How jewellery got personal
Special powers have always been attributed to gems. Early humans believed that the strange bright stones they found in mountains and on river beds, created by mysterious underground forces, were godlike. Countless legends spanning cultures – from Ancient Greek to Aboriginal – share the notion that jewels are of divine or superhuman origin. Amethyst was said to have been created from the tears of the Greek god Dionysus, and onyx from the fingernails of Venus, while for the Aboriginals of southern Australia opals were created when their ancestral God came to Earth in a rainbow.
Throughout history, the talismanic quality of gems has been significant. Moonstone was believed to be a way of communicating with the gods; jade was (and still is) used to attract good fortune; rubies were said to help in warfare; emeralds to protect travellers, and diamonds were supposed to have powers over love and health – but could also be used as a poison.

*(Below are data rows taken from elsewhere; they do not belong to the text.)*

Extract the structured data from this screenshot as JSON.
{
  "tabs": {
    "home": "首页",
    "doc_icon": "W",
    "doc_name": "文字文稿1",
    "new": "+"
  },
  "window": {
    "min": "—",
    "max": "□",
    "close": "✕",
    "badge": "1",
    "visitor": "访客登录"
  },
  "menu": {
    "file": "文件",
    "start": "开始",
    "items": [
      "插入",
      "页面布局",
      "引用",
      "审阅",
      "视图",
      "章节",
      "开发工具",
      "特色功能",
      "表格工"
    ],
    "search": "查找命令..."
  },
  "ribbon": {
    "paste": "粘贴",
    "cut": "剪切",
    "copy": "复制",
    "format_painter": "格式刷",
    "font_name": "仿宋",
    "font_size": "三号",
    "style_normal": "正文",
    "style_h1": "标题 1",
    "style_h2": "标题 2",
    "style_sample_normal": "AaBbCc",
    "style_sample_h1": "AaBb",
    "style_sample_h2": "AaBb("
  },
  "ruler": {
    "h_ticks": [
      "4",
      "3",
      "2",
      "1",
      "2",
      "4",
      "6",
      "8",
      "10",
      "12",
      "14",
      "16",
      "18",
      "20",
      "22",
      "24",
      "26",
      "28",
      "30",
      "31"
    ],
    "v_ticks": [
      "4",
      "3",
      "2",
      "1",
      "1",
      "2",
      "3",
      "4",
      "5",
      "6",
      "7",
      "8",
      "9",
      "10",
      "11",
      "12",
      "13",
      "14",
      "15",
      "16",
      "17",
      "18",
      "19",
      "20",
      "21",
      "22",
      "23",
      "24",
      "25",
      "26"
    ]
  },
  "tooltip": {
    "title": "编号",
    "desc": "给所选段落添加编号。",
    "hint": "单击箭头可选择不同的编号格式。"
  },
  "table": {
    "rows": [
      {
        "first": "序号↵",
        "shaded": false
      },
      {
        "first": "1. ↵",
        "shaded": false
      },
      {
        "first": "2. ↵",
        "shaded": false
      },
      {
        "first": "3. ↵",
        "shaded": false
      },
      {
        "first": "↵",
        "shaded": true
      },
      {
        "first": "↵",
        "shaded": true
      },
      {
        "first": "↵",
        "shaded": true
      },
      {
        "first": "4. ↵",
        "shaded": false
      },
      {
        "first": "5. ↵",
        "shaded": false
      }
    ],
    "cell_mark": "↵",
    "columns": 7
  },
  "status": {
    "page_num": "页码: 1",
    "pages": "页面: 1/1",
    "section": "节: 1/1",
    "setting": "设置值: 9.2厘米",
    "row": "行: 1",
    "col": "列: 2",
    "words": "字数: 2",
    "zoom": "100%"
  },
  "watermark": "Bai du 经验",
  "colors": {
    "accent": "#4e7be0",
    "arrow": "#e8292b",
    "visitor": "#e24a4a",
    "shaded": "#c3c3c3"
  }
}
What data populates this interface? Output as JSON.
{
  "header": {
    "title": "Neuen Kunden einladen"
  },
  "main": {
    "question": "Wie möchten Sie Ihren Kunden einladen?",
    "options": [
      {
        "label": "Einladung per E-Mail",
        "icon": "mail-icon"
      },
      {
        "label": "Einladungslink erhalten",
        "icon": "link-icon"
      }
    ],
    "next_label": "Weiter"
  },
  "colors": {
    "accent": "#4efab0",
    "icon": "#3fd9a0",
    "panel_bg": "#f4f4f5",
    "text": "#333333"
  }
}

Pearls were a symbol of power for kings, queens, Maharajas and Chinese Emperors.
The emotional hold that gems have over us is reflected in a current interest in jewellery that is unique and characterful. “In our end of the industry, big sparkly diamonds are not the thing at all,” says Harriet Scott of The Goldsmiths’ Company, an organisation that has supported silversmiths and jewellers for seven centuries, and whose annual Goldsmiths’ Fair takes place this month. “People are looking for something more individual and also affordable.” …
“In a world where sustainability is now the buzzword, jewellery is the ultimate in recycling,” says Eyre. “It’s an interesting conjecture that particles of the gold in modern pieces may have been worn by the Ancient Egyptians.”
By Andrea Marechal Watson, bbc.com